Another of my favorite Italian painters is Caravaggio, and it just so happens that one turned up for the show!
We are so fortunate that art historian Rene Flynn-Federspiel shared this painting and the story with us:
“Before Jerome Became a Saint” by Caravaggio
In this study, dated from 1600, for his painting of St Jerome, doctor of the Church and renowned bossypants, Caravaggio uses as model his memory of his father, Fermo, who died of the plague when the artist was 6. Fermo was a “magister”, a vague term that indicated various activities, from artist to master builder to herbalist and pothead, as we see here. This study is one of several works left behind in the artist’s Roman studio in 1606 when he had to flee to avoid a prison sentence resulting from an incident in which he caused grievous bodily harm to a fellow Roman by striking him with a plate (presumably large) of artichokes. This painting, in exceptional condition, was hidden among many valuable but embarassing works of art in the Vatican collection until it was presented in 1985 by the Pope to Sister Wendy Beckett* to thank her for her discretion in several unfortunate examples of human failing involving the Church hierarchy.
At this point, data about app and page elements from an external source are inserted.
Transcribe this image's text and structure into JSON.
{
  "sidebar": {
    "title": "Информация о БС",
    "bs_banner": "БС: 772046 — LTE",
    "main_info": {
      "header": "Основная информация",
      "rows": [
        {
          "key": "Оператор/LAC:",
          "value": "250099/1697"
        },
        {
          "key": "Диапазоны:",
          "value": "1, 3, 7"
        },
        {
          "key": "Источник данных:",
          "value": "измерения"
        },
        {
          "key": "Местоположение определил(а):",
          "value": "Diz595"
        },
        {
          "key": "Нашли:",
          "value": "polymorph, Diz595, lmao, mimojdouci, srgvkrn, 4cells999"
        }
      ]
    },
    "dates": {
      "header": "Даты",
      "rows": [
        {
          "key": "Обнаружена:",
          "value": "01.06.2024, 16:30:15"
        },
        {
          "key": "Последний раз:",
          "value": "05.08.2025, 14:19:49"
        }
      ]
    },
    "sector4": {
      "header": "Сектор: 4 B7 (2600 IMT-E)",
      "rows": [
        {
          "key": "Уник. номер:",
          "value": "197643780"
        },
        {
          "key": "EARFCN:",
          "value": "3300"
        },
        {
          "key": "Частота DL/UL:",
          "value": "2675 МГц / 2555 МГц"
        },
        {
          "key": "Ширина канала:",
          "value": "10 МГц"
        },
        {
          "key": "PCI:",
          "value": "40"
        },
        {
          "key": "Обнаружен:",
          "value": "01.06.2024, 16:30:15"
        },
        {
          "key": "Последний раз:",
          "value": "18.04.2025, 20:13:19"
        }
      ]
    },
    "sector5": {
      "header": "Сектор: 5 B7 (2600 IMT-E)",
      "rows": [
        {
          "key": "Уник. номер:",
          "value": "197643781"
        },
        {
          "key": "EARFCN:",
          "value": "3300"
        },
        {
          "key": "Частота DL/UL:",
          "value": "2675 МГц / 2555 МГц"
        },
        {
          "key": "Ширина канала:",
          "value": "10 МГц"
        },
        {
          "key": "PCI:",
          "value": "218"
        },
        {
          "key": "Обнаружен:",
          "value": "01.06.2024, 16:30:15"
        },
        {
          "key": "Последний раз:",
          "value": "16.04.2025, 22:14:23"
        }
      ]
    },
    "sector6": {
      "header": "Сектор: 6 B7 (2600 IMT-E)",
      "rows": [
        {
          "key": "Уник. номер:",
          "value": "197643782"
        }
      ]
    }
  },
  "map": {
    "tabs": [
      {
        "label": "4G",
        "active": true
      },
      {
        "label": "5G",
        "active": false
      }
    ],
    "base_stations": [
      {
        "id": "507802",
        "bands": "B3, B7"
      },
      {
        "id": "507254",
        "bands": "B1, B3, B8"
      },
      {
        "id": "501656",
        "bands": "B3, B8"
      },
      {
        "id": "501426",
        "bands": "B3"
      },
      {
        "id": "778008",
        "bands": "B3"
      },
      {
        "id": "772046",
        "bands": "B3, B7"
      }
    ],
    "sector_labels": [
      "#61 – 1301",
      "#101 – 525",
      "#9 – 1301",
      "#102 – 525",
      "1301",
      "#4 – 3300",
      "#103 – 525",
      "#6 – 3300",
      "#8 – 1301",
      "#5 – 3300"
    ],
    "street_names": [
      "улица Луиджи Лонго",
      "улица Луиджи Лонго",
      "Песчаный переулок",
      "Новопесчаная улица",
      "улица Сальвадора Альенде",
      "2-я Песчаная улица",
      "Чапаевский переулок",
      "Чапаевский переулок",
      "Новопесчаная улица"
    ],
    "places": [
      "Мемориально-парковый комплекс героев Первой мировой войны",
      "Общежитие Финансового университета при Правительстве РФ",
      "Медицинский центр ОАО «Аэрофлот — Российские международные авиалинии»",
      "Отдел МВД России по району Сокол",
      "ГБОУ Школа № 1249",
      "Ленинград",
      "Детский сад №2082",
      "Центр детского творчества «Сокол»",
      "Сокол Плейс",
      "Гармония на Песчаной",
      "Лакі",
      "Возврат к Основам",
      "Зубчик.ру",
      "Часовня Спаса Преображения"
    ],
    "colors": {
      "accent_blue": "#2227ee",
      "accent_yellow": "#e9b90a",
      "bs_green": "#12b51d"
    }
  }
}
It came to light again only in recent times when Sister Wendy was moved from her Caravan to a Mobile Home on the grounds of a Carmelite Monastery in Fordham, England. She had been using the painting as a temporary window blind in the small WC portion of her Caravan. We are so grateful to her for maintaining it in such wonderful condition and allowing us to exhibit it here at the Froggwell Cultural Institute, on South Whidbey Island, it’s spiritual home.
Thank you Rene and Gail for these very…um…interesting glimpses into the lives of renowned artists.